View Article: PubMed Central - PubMed

Affiliation: Department of Genetics, University of Leicester, Leicester, UK.
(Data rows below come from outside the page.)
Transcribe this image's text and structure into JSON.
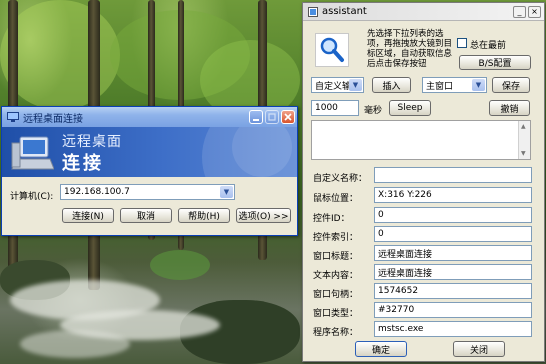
{
  "assistant": {
    "title": "assistant",
    "buttons": {
      "minimize": "_",
      "close": "×"
    },
    "instruction": "先选择下拉列表的选项，再拖拽放大镜到目标区域，自动获取信息后点击保存按钮",
    "always_on_top_label": "总在最前",
    "bs_config_label": "B/S配置",
    "mode_select": "自定义输",
    "insert_label": "插入",
    "window_select": "主窗口",
    "save_label": "保存",
    "delay_value": "1000",
    "ms_label": "毫秒",
    "sleep_label": "Sleep",
    "undo_label": "撤销",
    "form": {
      "custom_name_label": "自定义名称：",
      "custom_name_value": "",
      "mouse_pos_label": "鼠标位置：",
      "mouse_pos_value": "X:316 Y:226",
      "control_id_label": "控件ID：",
      "control_id_value": "0",
      "control_index_label": "控件索引：",
      "control_index_value": "0",
      "window_title_label": "窗口标题：",
      "window_title_value": "远程桌面连接",
      "text_content_label": "文本内容：",
      "text_content_value": "远程桌面连接",
      "window_handle_label": "窗口句柄：",
      "window_handle_value": "1574652",
      "window_class_label": "窗口类型：",
      "window_class_value": "#32770",
      "program_name_label": "程序名称：",
      "program_name_value": "mstsc.exe"
    },
    "ok_label": "确定",
    "close_label": "关闭"
  },
  "rdp": {
    "title": "远程桌面连接",
    "banner_line1": "远程桌面",
    "banner_line2": "连接",
    "computer_label": "计算机(C):",
    "computer_value": "192.168.100.7",
    "connect_label": "连接(N)",
    "cancel_label": "取消",
    "help_label": "帮助(H)",
    "options_label": "选项(O) >>"
  }
}
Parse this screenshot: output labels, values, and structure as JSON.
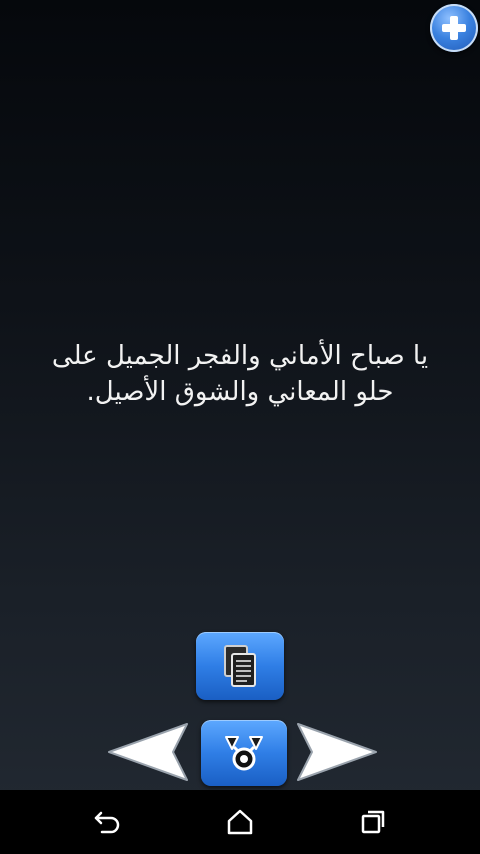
{
  "app": {
    "message": "يا صباح الأماني والفجر الجميل على حلو المعاني والشوق الأصيل."
  },
  "controls": {
    "add_icon": "plus-icon",
    "copy_icon": "copy-icon",
    "share_icon": "share-icon",
    "prev_icon": "arrow-left-icon",
    "next_icon": "arrow-right-icon"
  },
  "system_nav": {
    "back_icon": "back-icon",
    "home_icon": "home-icon",
    "recents_icon": "recents-icon"
  },
  "colors": {
    "accent": "#2f7ee6",
    "text": "#f2f2f2",
    "navbar": "#000000"
  }
}
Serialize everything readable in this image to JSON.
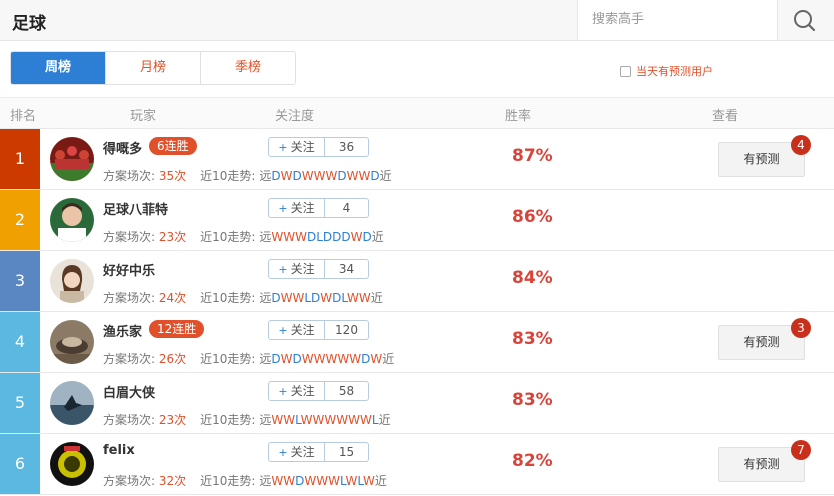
{
  "header": {
    "title": "足球",
    "search_placeholder": "搜索高手",
    "search_icon": "search-icon"
  },
  "tabs": [
    {
      "label": "周榜",
      "active": true
    },
    {
      "label": "月榜",
      "active": false
    },
    {
      "label": "季榜",
      "active": false
    }
  ],
  "filter": {
    "label": "当天有预测用户",
    "checked": false
  },
  "columns": {
    "rank": "排名",
    "player": "玩家",
    "attention": "关注度",
    "winrate": "胜率",
    "view": "查看"
  },
  "labels": {
    "follow": "关注",
    "plan_prefix": "方案场次:",
    "trend_prefix": "近10走势:",
    "predict": "有预测"
  },
  "colors": {
    "rank_colors": [
      "#cc3a00",
      "#f0a000",
      "#5a86c2",
      "#5bb8e0",
      "#5bb8e0",
      "#5bb8e0"
    ],
    "accent": "#e0502a",
    "primary": "#2d7fd6"
  },
  "players": [
    {
      "rank": "1",
      "name": "得嘅多",
      "streak": "6连胜",
      "plans": "35次",
      "trend": "远DWDWWWDWWD近",
      "follow_count": "36",
      "win_rate": "87%",
      "predict_count": "4"
    },
    {
      "rank": "2",
      "name": "足球八菲特",
      "streak": "",
      "plans": "23次",
      "trend": "远WWWDLDDDWD近",
      "follow_count": "4",
      "win_rate": "86%",
      "predict_count": ""
    },
    {
      "rank": "3",
      "name": "好好中乐",
      "streak": "",
      "plans": "24次",
      "trend": "远DWWLDWDLWW近",
      "follow_count": "34",
      "win_rate": "84%",
      "predict_count": ""
    },
    {
      "rank": "4",
      "name": "渔乐家",
      "streak": "12连胜",
      "plans": "26次",
      "trend": "远DWDWWWWWDW近",
      "follow_count": "120",
      "win_rate": "83%",
      "predict_count": "3"
    },
    {
      "rank": "5",
      "name": "白眉大侠",
      "streak": "",
      "plans": "23次",
      "trend": "远WWLWWWWWWL近",
      "follow_count": "58",
      "win_rate": "83%",
      "predict_count": ""
    },
    {
      "rank": "6",
      "name": "felix",
      "streak": "",
      "plans": "32次",
      "trend": "远WWDWWWLWLW近",
      "follow_count": "15",
      "win_rate": "82%",
      "predict_count": "7"
    }
  ]
}
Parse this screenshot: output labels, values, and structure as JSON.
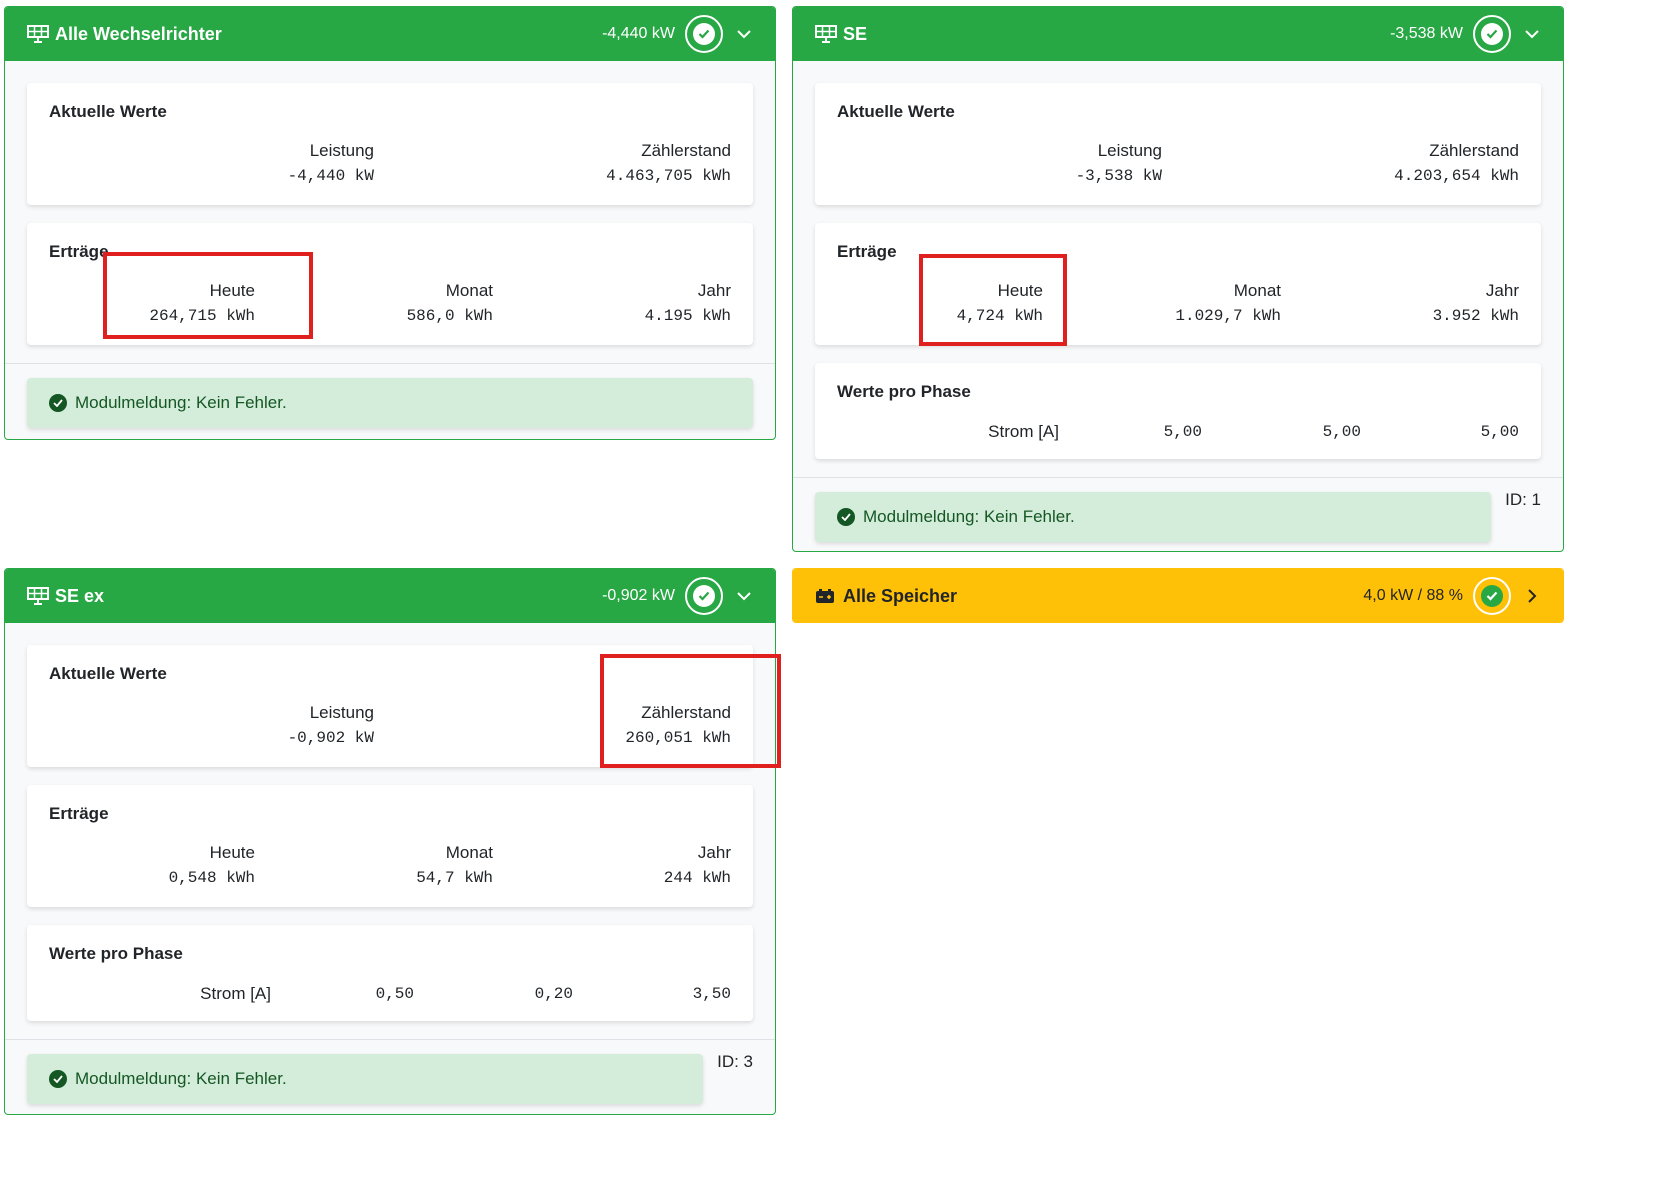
{
  "cards": {
    "all_inverters": {
      "title": "Alle Wechselrichter",
      "power": "-4,440 kW",
      "current": {
        "title": "Aktuelle Werte",
        "power_label": "Leistung",
        "power_value": "-4,440 kW",
        "meter_label": "Zählerstand",
        "meter_value": "4.463,705 kWh"
      },
      "yields": {
        "title": "Erträge",
        "today_label": "Heute",
        "today_value": "264,715 kWh",
        "month_label": "Monat",
        "month_value": "586,0 kWh",
        "year_label": "Jahr",
        "year_value": "4.195 kWh"
      },
      "message": "Modulmeldung: Kein Fehler."
    },
    "se": {
      "title": "SE",
      "power": "-3,538 kW",
      "current": {
        "title": "Aktuelle Werte",
        "power_label": "Leistung",
        "power_value": "-3,538 kW",
        "meter_label": "Zählerstand",
        "meter_value": "4.203,654 kWh"
      },
      "yields": {
        "title": "Erträge",
        "today_label": "Heute",
        "today_value": "4,724 kWh",
        "month_label": "Monat",
        "month_value": "1.029,7 kWh",
        "year_label": "Jahr",
        "year_value": "3.952 kWh"
      },
      "phases": {
        "title": "Werte pro Phase",
        "label": "Strom [A]",
        "values": [
          "5,00",
          "5,00",
          "5,00"
        ]
      },
      "message": "Modulmeldung: Kein Fehler.",
      "id": "ID: 1"
    },
    "se_ex": {
      "title": "SE ex",
      "power": "-0,902 kW",
      "current": {
        "title": "Aktuelle Werte",
        "power_label": "Leistung",
        "power_value": "-0,902 kW",
        "meter_label": "Zählerstand",
        "meter_value": "260,051 kWh"
      },
      "yields": {
        "title": "Erträge",
        "today_label": "Heute",
        "today_value": "0,548 kWh",
        "month_label": "Monat",
        "month_value": "54,7 kWh",
        "year_label": "Jahr",
        "year_value": "244 kWh"
      },
      "phases": {
        "title": "Werte pro Phase",
        "label": "Strom [A]",
        "values": [
          "0,50",
          "0,20",
          "3,50"
        ]
      },
      "message": "Modulmeldung: Kein Fehler.",
      "id": "ID: 3"
    },
    "all_storage": {
      "title": "Alle Speicher",
      "value": "4,0 kW / 88 %"
    }
  },
  "icons": {
    "solar": "solar-panel-icon",
    "battery": "battery-icon",
    "status": "check-circle-icon",
    "expand": "chevron-down-icon",
    "open": "chevron-right-icon"
  },
  "colors": {
    "success": "#28a745",
    "warning": "#ffc107",
    "alert_bg": "#d4edda",
    "alert_text": "#155724",
    "highlight": "#e0201e"
  }
}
ABSTRACT
Most studies of European genetic diversity have focused on large-scale variation and interpretations based on events in prehistory, but migrations and invasions in historical times could also have had profound effects on the genetic landscape. The Iberian Peninsula provides a suitable region for examination of the demographic impact of such recent events, because its complex recent history has involved the long-term residence of two very different populations with distinct geographical origins and their own particular cultural and religious characteristics-North African Muslims and Sephardic Jews. To address this issue, we analyzed Y chromosome haplotypes, which provide the necessary phylogeographic resolution, in 1140 males from the Iberian Peninsula and Balearic Islands. Admixture analysis based on binary and Y-STR haplotypes indicates a high mean proportion of ancestry from North African (10.6%) and Sephardic Jewish (19.8%) sources. Despite alternative possible sources for lineages ascribed a Sephardic Jewish origin, these proportions attest to a high level of religious conversion (whether voluntary or enforced), driven by historical episodes of social and religious intolerance, that ultimately led to the integration of descendants. In agreement with the historical record, analysis of haplotype sharing and diversity within specific haplogroups suggests that the Sephardic Jewish component is the more ancient. The geographical distribution of North African ancestry in the peninsula does not reflect the initial colonization and subsequent withdrawal and is likely to result from later enforced population movement-more marked in some regions than in others-plus the effects of genetic drift.

Show MeSH